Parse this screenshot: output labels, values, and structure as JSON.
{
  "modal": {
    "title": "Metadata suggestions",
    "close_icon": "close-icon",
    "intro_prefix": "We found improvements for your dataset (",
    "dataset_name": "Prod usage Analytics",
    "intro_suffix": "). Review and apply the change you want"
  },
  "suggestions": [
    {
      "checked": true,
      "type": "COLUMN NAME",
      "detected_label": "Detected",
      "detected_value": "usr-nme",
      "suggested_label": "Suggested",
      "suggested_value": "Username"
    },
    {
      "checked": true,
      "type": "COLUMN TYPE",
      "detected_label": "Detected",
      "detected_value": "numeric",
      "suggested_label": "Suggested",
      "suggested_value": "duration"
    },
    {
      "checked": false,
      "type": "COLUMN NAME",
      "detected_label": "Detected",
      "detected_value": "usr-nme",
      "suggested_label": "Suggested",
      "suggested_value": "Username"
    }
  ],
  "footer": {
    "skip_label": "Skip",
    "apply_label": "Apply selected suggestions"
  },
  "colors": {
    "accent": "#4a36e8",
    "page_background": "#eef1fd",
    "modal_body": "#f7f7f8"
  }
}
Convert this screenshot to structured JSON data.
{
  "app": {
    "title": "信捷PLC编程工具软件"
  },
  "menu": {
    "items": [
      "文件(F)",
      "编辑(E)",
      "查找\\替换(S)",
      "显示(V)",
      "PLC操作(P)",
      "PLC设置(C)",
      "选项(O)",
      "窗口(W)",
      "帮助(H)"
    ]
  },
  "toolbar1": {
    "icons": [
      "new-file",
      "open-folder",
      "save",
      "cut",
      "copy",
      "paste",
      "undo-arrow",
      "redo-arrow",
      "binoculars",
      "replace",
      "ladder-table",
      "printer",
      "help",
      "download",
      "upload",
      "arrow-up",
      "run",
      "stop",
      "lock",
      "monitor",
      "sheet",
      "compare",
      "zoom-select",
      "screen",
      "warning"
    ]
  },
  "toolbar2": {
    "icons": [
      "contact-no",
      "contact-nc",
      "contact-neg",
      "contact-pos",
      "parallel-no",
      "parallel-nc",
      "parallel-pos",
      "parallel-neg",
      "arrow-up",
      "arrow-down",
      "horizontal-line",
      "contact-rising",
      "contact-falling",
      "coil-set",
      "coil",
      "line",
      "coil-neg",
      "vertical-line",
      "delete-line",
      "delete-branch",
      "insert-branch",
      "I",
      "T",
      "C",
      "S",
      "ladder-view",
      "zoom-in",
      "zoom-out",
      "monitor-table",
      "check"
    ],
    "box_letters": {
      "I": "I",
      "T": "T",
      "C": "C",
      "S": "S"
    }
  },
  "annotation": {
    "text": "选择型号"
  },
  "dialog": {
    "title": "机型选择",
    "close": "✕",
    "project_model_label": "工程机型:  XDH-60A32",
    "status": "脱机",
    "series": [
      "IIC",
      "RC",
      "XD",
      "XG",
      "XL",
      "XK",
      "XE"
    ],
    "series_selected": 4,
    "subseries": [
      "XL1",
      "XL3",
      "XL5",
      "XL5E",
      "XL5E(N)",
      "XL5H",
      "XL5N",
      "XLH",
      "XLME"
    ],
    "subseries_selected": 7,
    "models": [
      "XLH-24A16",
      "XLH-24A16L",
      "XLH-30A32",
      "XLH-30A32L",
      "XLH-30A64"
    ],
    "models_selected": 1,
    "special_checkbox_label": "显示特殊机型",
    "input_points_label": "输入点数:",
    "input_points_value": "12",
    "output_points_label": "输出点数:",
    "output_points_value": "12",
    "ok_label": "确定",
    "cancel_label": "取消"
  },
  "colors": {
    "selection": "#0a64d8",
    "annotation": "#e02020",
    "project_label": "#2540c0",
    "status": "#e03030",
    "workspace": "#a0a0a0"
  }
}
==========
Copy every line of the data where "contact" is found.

      "contact-no",
      "contact-nc",
      "contact-neg",
      "contact-pos",
      "contact-rising",
      "contact-falling",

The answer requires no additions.